Increasing use of dialysis home modalities among ESRD patients is a Centers for Medicare and Medicaid Services priority. This can be accomplished by increasing use of home dialysis among incident patients or by reducing PD discontinuation. We explore trends in PD persistence and risk factors associated with PD discontinuation.


We identified incident ESRD patients from 2008 to 2018 who received peritoneal dialysis in their third month of ESRD treatment. We used data from CROWNWeb and Medicare claims to determine the patient’s modality 1, 2, and 3 years after initiation of ESRD treatment. We summarize trends in share of incident PD patients who were treated with PD at each follow up and describe differences by patient and facility characteristics.


From 2008 to 2017, approximately 70 percent of incident PD patients remained on PD after 1 year of dialysis, 50 percent after 2 years, and 30 percent after 3 years of dialysis (figure 1). Over these years the percentage of incident PD patients treated with PD after two years rose from 47.9 to 52.3 percent. The rate of two-year PD persistence has declined modestly since a peak of 53.1 percent in 2013. PD patients treated at DaVita facilities were more likely than those treated at FMC or independent facilities to remain on PD after two years. PD patients treated at facilities with a higher share of PD patients were more likely to remain on PD after two years. Among incident PD patients, the rate of peritonitis during the first year of dialysis declined from 33.5 to 21.7 between 2010 and 2018. Peritonitis was more common among dual eligible patients, Black and American Indian/Alaska Native patients, and overweight or obese patients.
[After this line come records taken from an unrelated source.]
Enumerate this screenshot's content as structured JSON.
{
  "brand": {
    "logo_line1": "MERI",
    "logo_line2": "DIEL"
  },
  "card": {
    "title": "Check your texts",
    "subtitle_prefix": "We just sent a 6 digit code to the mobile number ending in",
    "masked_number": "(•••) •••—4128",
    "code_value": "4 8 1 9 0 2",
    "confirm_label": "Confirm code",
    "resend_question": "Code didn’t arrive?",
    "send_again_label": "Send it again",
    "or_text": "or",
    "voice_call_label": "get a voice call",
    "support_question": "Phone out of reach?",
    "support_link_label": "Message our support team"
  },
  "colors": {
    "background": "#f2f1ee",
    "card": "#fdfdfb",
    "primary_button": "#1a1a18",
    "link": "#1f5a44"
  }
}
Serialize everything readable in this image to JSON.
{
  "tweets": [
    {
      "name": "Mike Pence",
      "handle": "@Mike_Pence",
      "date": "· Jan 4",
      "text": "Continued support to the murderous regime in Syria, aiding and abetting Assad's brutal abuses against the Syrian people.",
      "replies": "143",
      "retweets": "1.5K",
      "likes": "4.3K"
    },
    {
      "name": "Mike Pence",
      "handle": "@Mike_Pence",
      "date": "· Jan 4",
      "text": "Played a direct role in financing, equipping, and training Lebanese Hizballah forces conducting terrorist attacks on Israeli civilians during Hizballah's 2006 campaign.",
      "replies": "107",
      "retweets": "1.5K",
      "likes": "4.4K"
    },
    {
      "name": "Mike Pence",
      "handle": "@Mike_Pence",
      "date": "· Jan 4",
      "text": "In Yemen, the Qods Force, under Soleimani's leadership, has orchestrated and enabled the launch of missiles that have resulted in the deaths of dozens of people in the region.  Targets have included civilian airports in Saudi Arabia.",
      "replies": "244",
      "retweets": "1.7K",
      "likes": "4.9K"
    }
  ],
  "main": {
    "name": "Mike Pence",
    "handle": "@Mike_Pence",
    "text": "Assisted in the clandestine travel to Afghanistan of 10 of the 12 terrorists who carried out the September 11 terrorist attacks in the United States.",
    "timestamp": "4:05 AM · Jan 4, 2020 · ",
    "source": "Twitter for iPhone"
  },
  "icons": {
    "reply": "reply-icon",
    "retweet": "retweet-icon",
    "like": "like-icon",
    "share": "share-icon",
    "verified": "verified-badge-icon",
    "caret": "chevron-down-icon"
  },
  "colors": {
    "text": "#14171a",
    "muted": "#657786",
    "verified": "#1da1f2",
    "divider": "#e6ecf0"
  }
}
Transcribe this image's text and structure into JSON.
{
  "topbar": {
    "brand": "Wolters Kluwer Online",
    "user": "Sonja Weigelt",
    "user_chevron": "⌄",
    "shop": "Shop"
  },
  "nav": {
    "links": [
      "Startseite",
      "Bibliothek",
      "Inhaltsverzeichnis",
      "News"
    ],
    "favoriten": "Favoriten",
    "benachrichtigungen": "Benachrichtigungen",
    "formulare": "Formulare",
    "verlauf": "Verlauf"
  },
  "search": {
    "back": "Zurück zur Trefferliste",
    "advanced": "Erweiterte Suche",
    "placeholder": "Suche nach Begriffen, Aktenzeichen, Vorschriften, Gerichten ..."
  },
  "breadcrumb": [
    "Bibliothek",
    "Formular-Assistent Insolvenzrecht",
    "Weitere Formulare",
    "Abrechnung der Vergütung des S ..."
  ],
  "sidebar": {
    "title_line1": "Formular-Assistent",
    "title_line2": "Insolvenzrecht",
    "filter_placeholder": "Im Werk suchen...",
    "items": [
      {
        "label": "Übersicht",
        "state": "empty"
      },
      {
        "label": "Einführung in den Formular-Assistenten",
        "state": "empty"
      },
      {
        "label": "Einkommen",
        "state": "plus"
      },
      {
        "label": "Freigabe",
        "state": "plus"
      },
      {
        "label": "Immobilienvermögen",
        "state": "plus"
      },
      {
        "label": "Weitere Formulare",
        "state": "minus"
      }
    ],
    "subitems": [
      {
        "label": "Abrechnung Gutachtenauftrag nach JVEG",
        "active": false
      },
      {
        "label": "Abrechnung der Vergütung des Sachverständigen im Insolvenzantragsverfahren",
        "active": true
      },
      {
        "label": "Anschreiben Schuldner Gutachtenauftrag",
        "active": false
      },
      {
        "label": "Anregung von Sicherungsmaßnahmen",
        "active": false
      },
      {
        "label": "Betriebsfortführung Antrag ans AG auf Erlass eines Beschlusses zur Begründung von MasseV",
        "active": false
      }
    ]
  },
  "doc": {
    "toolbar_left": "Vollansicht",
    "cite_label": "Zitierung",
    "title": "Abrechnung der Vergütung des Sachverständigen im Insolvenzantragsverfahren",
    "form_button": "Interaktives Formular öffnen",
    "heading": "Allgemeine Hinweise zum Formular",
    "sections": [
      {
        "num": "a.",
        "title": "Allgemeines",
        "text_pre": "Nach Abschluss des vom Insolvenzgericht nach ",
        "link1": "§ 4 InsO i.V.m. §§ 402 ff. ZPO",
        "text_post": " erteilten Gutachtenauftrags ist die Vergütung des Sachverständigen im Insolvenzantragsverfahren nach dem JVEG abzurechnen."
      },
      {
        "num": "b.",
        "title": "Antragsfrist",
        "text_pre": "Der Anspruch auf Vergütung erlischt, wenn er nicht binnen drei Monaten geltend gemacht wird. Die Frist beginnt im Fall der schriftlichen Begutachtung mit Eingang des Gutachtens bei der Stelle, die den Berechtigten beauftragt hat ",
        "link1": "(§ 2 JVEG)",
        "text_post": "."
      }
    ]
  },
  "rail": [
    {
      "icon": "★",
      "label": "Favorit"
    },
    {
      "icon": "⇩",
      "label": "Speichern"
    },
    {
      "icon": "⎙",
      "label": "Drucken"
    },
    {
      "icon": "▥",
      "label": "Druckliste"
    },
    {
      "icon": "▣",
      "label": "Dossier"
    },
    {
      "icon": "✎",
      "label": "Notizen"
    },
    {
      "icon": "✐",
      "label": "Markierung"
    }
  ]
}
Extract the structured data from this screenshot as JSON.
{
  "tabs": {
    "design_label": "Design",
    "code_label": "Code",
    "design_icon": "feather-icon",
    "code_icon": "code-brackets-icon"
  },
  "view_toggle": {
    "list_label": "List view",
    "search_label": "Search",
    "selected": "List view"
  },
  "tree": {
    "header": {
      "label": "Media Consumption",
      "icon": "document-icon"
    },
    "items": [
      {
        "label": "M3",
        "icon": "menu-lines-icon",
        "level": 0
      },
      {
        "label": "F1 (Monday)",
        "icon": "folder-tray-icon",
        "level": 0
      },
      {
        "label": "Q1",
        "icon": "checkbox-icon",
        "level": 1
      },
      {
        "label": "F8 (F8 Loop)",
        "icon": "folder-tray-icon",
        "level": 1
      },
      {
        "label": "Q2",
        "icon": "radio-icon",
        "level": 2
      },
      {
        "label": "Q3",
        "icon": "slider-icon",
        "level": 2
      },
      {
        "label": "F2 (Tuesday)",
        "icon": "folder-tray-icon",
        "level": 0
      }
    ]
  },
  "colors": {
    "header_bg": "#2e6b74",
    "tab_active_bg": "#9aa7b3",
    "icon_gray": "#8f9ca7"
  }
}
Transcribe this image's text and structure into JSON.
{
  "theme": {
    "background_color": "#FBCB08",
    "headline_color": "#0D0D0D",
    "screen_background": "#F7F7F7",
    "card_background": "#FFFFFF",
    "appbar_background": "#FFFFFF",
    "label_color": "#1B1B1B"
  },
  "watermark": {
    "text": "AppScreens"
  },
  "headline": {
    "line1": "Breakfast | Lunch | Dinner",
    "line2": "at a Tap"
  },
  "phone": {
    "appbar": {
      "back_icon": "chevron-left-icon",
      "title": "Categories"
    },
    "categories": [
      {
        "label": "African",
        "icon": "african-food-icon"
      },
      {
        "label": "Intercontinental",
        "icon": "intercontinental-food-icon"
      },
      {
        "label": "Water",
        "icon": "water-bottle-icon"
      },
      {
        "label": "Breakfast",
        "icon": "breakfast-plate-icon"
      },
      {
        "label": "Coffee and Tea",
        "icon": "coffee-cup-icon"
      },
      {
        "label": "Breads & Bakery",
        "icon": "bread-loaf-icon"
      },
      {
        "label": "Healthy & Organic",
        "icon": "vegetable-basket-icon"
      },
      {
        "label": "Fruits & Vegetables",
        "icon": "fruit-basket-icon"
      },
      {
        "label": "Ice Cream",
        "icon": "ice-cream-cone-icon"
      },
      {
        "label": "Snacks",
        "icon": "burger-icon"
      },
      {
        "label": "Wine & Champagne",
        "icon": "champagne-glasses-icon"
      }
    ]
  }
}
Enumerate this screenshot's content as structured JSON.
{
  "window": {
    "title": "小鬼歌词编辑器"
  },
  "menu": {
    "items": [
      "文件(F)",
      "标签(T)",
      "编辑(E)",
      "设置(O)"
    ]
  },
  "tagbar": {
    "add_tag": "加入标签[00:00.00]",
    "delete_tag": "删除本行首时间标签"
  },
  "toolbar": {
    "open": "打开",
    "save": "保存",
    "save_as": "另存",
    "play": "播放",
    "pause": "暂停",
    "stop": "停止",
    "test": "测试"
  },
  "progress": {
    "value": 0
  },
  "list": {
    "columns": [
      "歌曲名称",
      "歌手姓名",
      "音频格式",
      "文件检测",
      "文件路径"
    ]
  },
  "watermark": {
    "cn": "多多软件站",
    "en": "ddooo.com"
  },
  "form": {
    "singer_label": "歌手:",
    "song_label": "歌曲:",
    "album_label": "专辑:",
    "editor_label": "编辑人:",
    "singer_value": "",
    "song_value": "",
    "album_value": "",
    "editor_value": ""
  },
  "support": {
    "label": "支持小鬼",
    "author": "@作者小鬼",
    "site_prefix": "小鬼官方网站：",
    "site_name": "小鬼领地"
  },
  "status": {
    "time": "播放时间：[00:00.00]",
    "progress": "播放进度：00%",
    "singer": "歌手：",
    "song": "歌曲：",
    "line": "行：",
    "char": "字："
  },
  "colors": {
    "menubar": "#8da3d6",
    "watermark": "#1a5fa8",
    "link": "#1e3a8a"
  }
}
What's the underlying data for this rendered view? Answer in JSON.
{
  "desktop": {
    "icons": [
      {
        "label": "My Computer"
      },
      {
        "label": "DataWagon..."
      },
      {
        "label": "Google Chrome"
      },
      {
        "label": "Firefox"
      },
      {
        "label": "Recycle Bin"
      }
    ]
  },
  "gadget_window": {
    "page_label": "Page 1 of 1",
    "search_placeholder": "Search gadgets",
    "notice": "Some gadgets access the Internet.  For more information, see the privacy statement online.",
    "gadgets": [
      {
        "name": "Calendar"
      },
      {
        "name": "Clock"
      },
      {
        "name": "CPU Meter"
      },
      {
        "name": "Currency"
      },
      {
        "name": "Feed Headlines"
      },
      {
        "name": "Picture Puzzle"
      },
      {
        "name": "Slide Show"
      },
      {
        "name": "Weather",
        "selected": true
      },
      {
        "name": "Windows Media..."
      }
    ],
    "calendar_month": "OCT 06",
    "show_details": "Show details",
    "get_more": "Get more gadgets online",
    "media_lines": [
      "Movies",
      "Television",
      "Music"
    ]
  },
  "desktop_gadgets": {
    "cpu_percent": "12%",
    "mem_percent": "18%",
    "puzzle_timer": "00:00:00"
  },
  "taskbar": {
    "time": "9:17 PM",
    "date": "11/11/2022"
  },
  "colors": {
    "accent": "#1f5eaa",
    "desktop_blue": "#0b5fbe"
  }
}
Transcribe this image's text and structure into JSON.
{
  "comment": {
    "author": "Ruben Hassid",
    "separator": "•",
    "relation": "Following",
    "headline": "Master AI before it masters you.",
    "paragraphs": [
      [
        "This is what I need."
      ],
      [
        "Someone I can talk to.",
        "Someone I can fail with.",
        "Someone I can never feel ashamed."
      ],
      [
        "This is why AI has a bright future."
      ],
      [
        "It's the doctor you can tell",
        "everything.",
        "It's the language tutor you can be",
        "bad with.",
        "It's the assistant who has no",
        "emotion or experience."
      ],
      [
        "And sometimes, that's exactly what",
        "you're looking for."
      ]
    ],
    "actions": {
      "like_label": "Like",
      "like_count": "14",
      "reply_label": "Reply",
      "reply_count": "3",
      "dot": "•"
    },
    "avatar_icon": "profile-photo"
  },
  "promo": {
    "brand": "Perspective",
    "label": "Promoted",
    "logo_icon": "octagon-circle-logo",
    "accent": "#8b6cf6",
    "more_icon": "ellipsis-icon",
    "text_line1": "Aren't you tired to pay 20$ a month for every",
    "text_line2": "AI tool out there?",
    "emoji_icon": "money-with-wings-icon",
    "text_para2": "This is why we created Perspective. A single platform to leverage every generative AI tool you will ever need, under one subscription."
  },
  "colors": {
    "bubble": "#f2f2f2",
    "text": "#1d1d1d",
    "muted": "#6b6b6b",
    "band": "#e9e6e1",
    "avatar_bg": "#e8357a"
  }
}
Differences in PD discontinuation and peritonitis incidence across patient and facility subgroups represent opportunities for future quality improvement efforts.


  • Other U.S. Government Support